It looks like you're using Internet Explorer 11 or older. This website works best with modern browsers such as the latest versions of Chrome, Firefox, Safari, and Edge. If you continue with this browser, you may see unexpected results.
Beginning with vol. 22 (2004), each of the three issues per volume has a special focus: the April issue focuses on "Research," the August issue, "Showcase" highlights topics of international interest, and the December issue, "Practice" deals with music teaching and learning at all age levels

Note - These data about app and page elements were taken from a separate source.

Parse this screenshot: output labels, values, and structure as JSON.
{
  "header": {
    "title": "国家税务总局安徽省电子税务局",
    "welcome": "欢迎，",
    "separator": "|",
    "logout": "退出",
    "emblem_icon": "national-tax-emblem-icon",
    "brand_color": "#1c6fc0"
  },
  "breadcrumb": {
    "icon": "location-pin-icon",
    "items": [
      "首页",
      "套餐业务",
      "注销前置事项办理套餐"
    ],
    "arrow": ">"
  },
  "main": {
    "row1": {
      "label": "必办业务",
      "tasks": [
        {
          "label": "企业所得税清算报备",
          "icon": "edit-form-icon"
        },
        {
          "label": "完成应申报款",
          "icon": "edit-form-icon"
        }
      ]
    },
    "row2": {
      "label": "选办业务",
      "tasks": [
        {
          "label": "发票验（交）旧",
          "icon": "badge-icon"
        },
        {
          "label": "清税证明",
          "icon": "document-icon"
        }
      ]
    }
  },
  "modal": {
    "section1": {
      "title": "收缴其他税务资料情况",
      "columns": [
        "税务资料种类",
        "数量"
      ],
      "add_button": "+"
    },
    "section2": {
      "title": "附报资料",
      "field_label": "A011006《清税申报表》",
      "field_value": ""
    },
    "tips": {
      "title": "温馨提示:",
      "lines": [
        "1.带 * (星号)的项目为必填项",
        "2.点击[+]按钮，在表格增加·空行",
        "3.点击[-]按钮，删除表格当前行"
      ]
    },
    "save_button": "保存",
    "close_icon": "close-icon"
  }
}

Music therapy is recognised as being applicable to a wide range of healthcare and social contexts. Since the first edition of Music Therapy: An art beyond words, it has extended into areas of general medicine, mainstream education and community practice. This new edition revises the historical and theoretical perspectives and recognises the growing evidence and research base in contemporary music therapy. Leslie Bunt and Brynjulf Stige document the historical evolution of music therapy and place the practice within seven current perspectives: medical, behavioural, psychoanalytical, humanistic, transpersonal, culture-centred and music-centred. No single perspective, individual or group approach is privileged, although the focus on the use of sounds and music within therapeutic relationships remains central. Four chapters relate to areas of contemporary practice across different stages of the lifespan: child health, adolescent health, adult health and older adult health. All include case narratives and detailed examples underpinned by selected theoretical and research perspectives. The final two chapters of the book reflect on the evolution of the profession as a community resource and the emergence of music therapy as an academic discipline in its own right. A concise introduction to the current practice of music therapy around the world, Music Therapy: An art beyond words is an invaluable resource for professionals in music therapy and music education, those working in the psychological therapies, social work and other caring professions, and students at all levels.
How Music Helps is not just a book about music therapy. It has the more ambitious aim to promote (from a music therapist's perspective) a better understanding of 'music and change' in our personal and social life. Ansdell's theoretical synthesis links the tradition of Nordoff-Robbins music therapy and its recent developments in Community Music Therapy to contemporary music sociology and music studies.This book will be relevant to practitioners, academics and researchers looking for a broad-based theoretical perspective to guide further study and policy in music, well-being, and health.
As inspirational as it is informative, this text combines the best research and practical knowledge to give music education students the necessary tools to take to their future classroom. This comprehensive text presents contemporary theories and practices of music education including strategies for developing pitch, vocal, rhythmic, instrumental, listening, movement and creative responses in children. It includes chapters on technology, multiculturalism, motivation and management, special learners, assessment, and curriculum integration and development.
REQUEST VIA LINK+
Threading occurs when a student is immersed in a musical concept through a variety of different musical experiences. Thus, a child may sing or play an instrument, move, listen, improvise, or create, read, and write about a musical concept. Musical development is supported by continued refinement and immersion throughout a child's formal education. The book contains four chapters. The first three chapters discuss aspects of curricular theory, foundations upon which the notion of threading is developed, and a detailed explanation of threading. The fourth chapter provides numerous lesson plans, each structured using the concept of threading. This is a valuable resource for preservice and practicing teachers.
Conducting for a New Era fills in a lacuna by offering guidance and practical advice for conducting twentieth-century and contemporary repertoire. The book begins with a look at the development of the art of conducting during the first half of the twentieth century. Distinctions are made between conductors who pursued populist careers and those who established the foundations for the new art form of the twenty-first century. The book goes on to discuss the technical resources required to negotiate the rhythmic complexity of so much music composed since 1950. Beginning with the rhythmic revolution created by Stravinsky in Le Sacre du Printemps (in which conducting unequal units within single bars was introduced), ten different categories of music are featured in an analysis of the technical and aesthetic characteristics involved. The substance of interviews with distinguished soloists, orchestral musicians, conductors and composers is examined in assessing the changing role of the conductor in the twenty-first century. In a final section the technique and artistry of the progressive repertoire is discussed through detailed analysis of specific scores. Conducting for a New Era will be of interest not only to advanced students of conducting, in particular conducting of contemporary music, but also to the music enthusiast who might wish to know 'how it is done'. The book includes a DVD with conducting examples. EDWIN ROXBURGH is a composer, conductor and oboist and visiting tutor and researcher at the BCU Birmingham Conservatoire. Recordings of his music are on NMC, Naxos, Warehouse, Oboe Classics and Metier labels, and his music is published by United Music Publishing, Ricordi and Maecenas. As a conductor he has premiered a vast number of works, originally with the Twentieth Century Ensemble of London, which he founded, and later with several of the principle orchestras of the UK.
Since 1907, NAfME has worked to ensure that every student has access to a well-balanced, comprehensive, and high-quality program of music instruction taught by qualified teachers. NAfME’s activities and resources have been largely responsible for the establishment of music education as a profession, for the promotion and guidance of music study as an integral part of the school curriculum, and for the development of the National Standards for Arts Education.